'I know it's a pain now but it won't be like this forever,' he says. 'I'll make it up to you when I have some money.'
I bite back every sarcastic reply that I think of and take a deep breath. I just want something from him, some acknowledgement. It was his work that inspired me to study local history, but he's long since lost interest himself. I wonder if I worked harder, would he notice me then? If I was smarter, if I could match his quick wits, would he respect me? If it wasn't always easier to go along with what he asked, if I said “no” from time-to-time, where might we be now?
'Jess? Are you listening?' His voice, so sulky, petulant. 'The shop closes in a few minutes.'
I want to see him then, this slender man I loved once. When I step through the doorway he is studying his wristwatch in the candlelight. The flame burnishes the links, making them glow, golden brilliance reflected in his eyes. I stare at him as he stares at them, each of us locked into our movements as though everything set out before us is pre-ordained.
I turn back to my stone-coloured shadow in the kitchen and imagine a crown atop its head. Michael thinks only of men-made-kings, but I'm interested in the women who became queens at Scone. They're my project. I'm studying them, learning about their pains and the indignities they suffered. I know that expectation weighs more than any band of gold.
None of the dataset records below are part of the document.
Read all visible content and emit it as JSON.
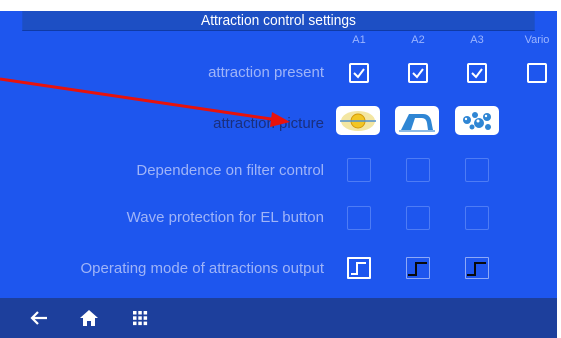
{
  "title": "Attraction control settings",
  "columns": [
    "A1",
    "A2",
    "A3",
    "Vario"
  ],
  "rows": [
    {
      "label": "attraction present",
      "type": "checkbox",
      "values": [
        true,
        true,
        true,
        false
      ],
      "enabled": [
        true,
        true,
        true,
        true
      ]
    },
    {
      "label": "attraction picture",
      "type": "picture",
      "icons": [
        "lamp-light-icon",
        "water-fall-icon",
        "air-bubbles-icon"
      ]
    },
    {
      "label": "Dependence on filter control",
      "type": "checkbox",
      "values": [
        false,
        false,
        false
      ],
      "enabled": [
        false,
        false,
        false
      ]
    },
    {
      "label": "Wave protection for EL button",
      "type": "checkbox",
      "values": [
        false,
        false,
        false
      ],
      "enabled": [
        false,
        false,
        false
      ]
    },
    {
      "label": "Operating mode of attractions output",
      "type": "mode",
      "active": [
        true,
        false,
        false
      ],
      "icon": "pulse-step-icon"
    }
  ],
  "nav": [
    {
      "name": "back-icon"
    },
    {
      "name": "home-icon"
    },
    {
      "name": "grid-menu-icon"
    }
  ],
  "colors": {
    "background": "#1e56ee",
    "titlebar": "#1d4fc4",
    "bottombar": "#1d3f9c",
    "annotation_arrow": "#e8120c"
  }
}
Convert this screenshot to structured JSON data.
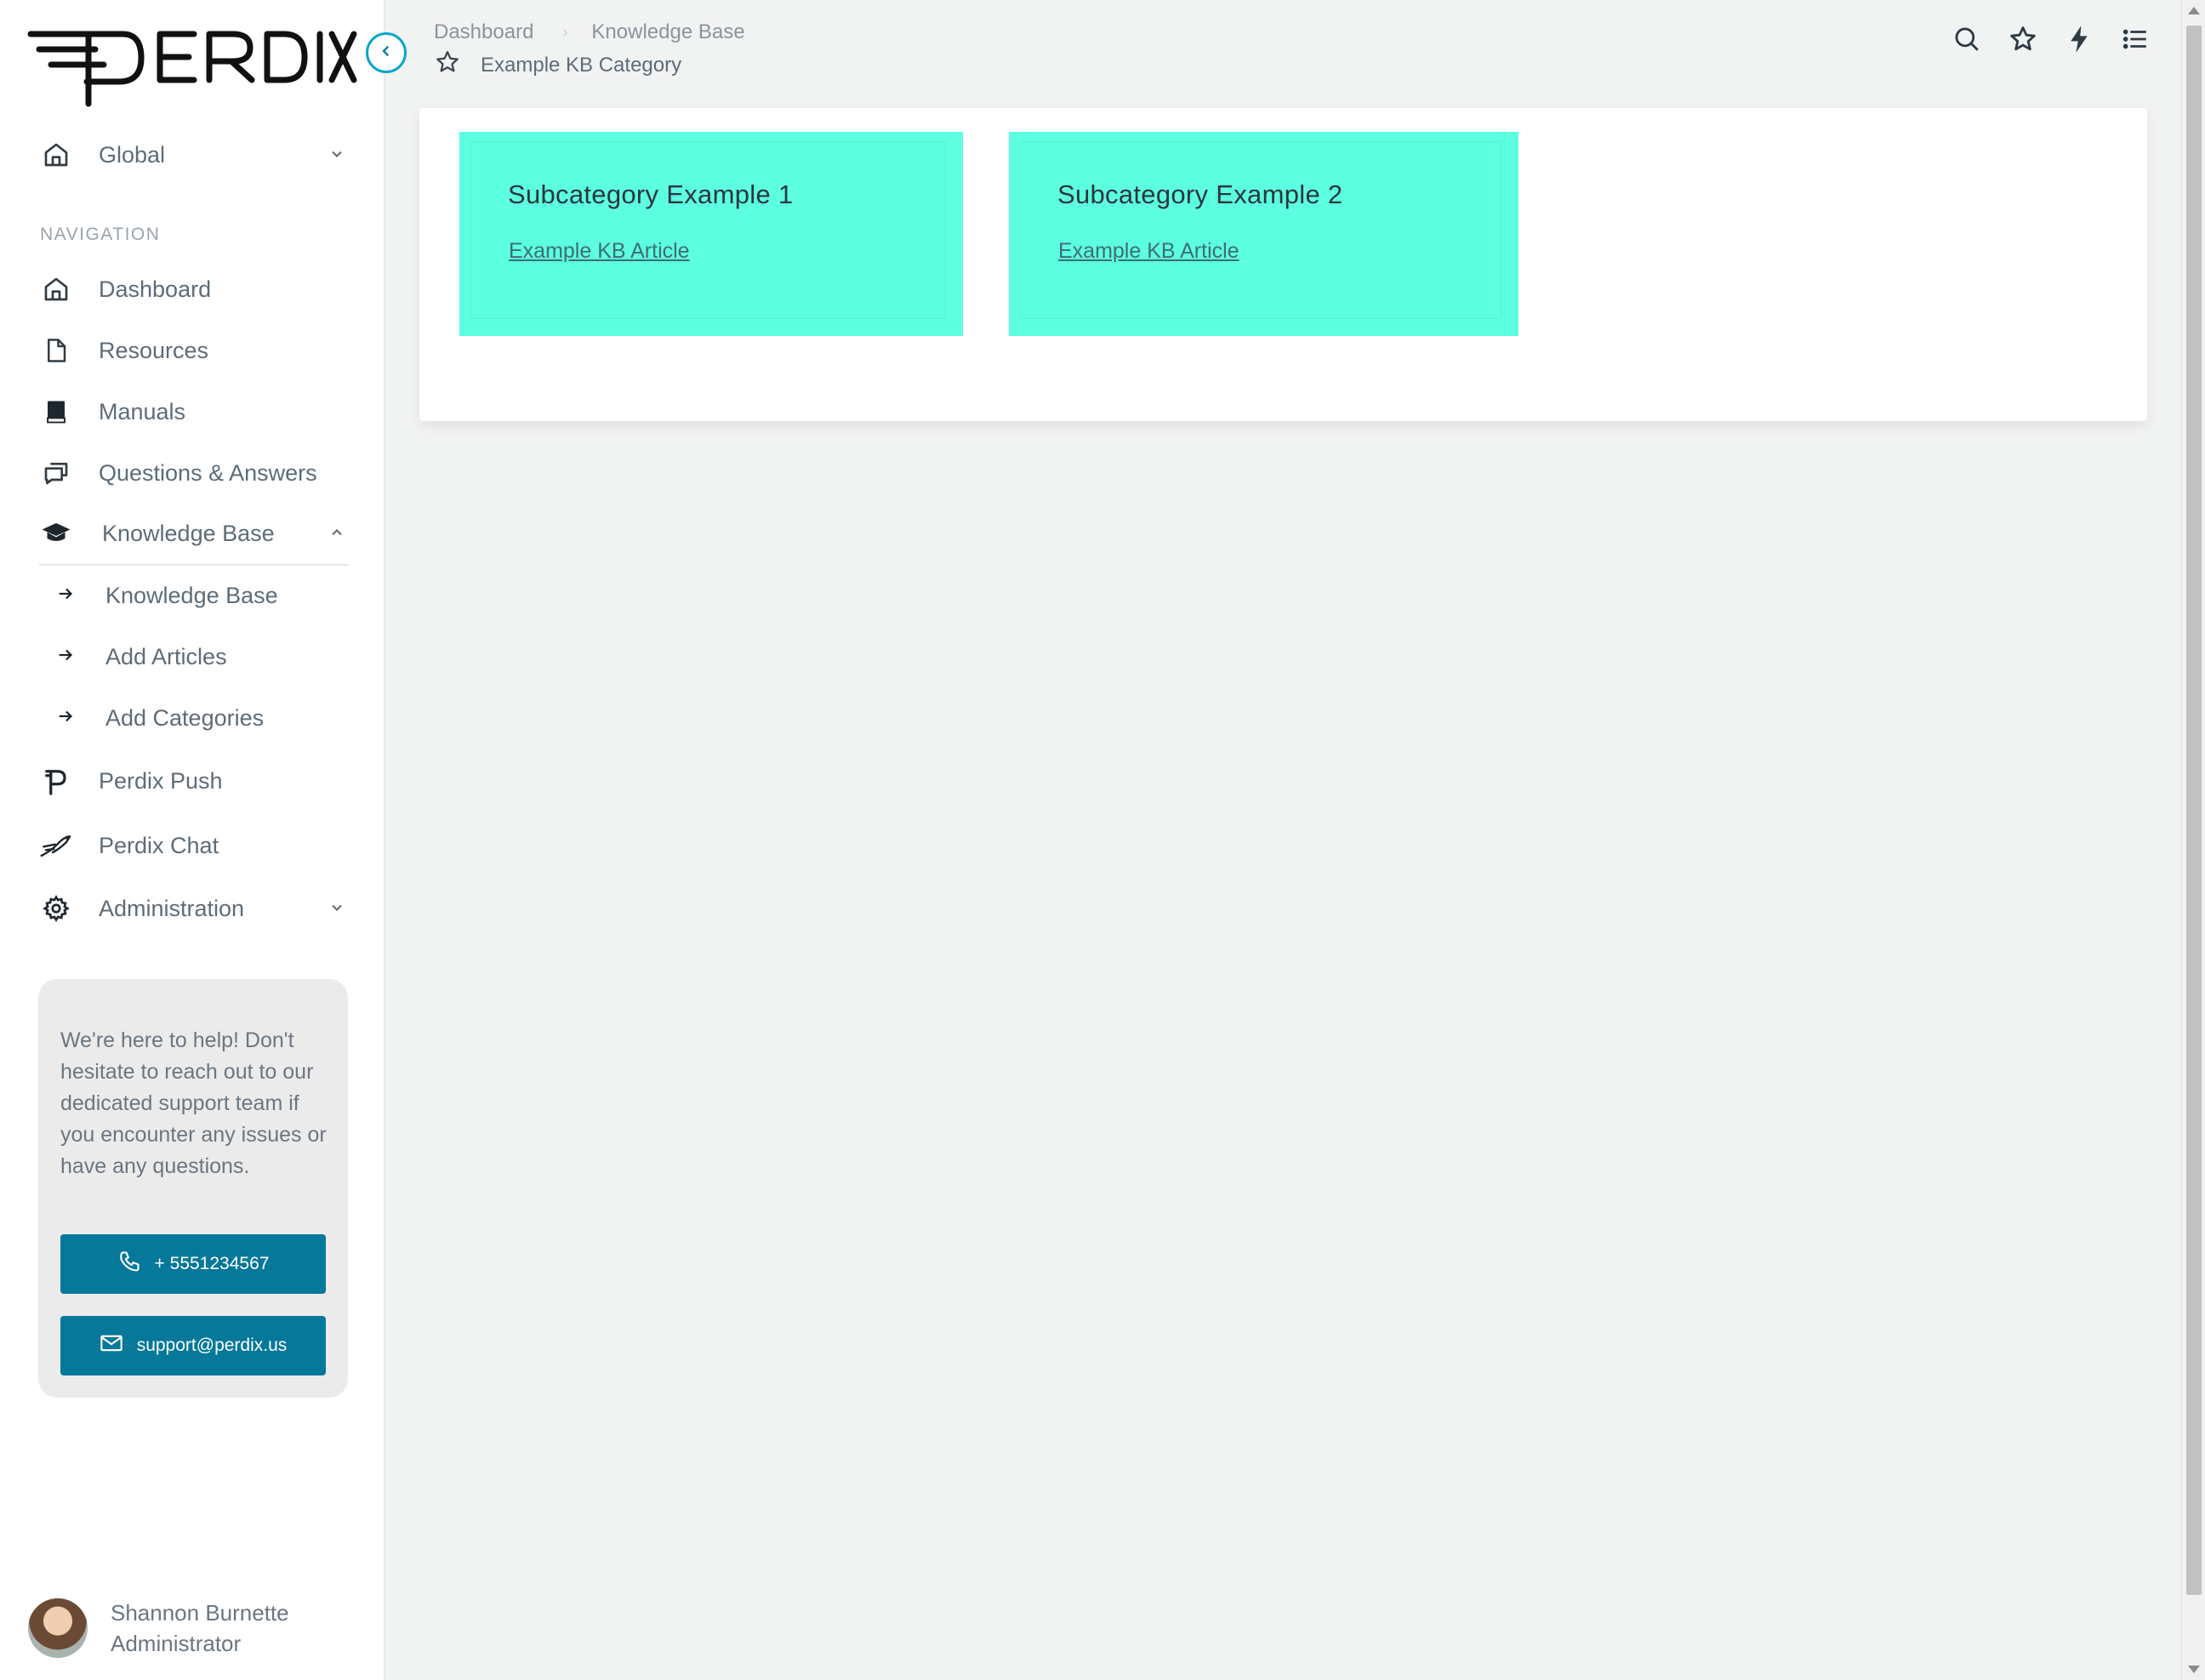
{
  "brand": {
    "logo_text": "PERDIX"
  },
  "sidebar": {
    "scope": {
      "label": "Global",
      "icon": "home-icon"
    },
    "section_label": "NAVIGATION",
    "items": [
      {
        "label": "Dashboard",
        "icon": "home-icon"
      },
      {
        "label": "Resources",
        "icon": "document-icon"
      },
      {
        "label": "Manuals",
        "icon": "book-icon"
      },
      {
        "label": "Questions & Answers",
        "icon": "chat-bubbles-icon"
      },
      {
        "label": "Knowledge Base",
        "icon": "graduation-cap-icon",
        "expanded": true
      },
      {
        "label": "Perdix Push",
        "icon": "perdix-p-icon"
      },
      {
        "label": "Perdix Chat",
        "icon": "bird-icon"
      },
      {
        "label": "Administration",
        "icon": "gear-icon"
      }
    ],
    "kb_subitems": [
      {
        "label": "Knowledge Base",
        "icon": "arrow-right-icon"
      },
      {
        "label": "Add Articles",
        "icon": "arrow-right-icon"
      },
      {
        "label": "Add Categories",
        "icon": "arrow-right-icon"
      }
    ],
    "support": {
      "message": "We're here to help! Don't hesitate to reach out to our dedicated support team if you encounter any issues or have any questions.",
      "phone": "+ 5551234567",
      "email": "support@perdix.us"
    },
    "user": {
      "name": "Shannon Burnette",
      "role": "Administrator"
    }
  },
  "header": {
    "breadcrumb": [
      "Dashboard",
      "Knowledge Base"
    ],
    "page_title": "Example KB Category",
    "icons": [
      "search-icon",
      "star-icon",
      "lightning-icon",
      "list-icon"
    ]
  },
  "main": {
    "tiles": [
      {
        "title": "Subcategory Example 1",
        "link": "Example KB Article"
      },
      {
        "title": "Subcategory Example 2",
        "link": "Example KB Article"
      }
    ],
    "tile_color": "#5cffdf"
  },
  "colors": {
    "accent": "#06789a",
    "collapse_ring": "#0aa6c9",
    "background": "#f1f2f2"
  }
}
I am the epitome of calm as I take the ten pound note out of my pocket, unfold it, and place it down in front of Michael. He looks embarrassed then, his skinny shoulders hunching down inside his rancid jumper. 'Do you mind going? I've been getting the aches in my knees again today. I wouldn't make it there before it closes.'
There's a strange pressure in my head, as though something is trying to escape but can't find a way out. I should feel bitter or resentful, but I think of those queens and their steely resolve. I channel their regal serenity as I take the electric card and the ten pounds, pausing only to think about how strange these simple items suddenly feel in my calloused palm. A minute later, I am walking down the dingy stairwell, out of the front door and across the street.
A hundred yards past the shop, I reach Smeaton's Bridge. The river below me runs thick and fast, like arterial blood. I watch it for a few moments, and then I take the card out of my pocket and drop it over the side. It bobs momentarily, a shrill square of white in the darkness, and then it rushes away forever.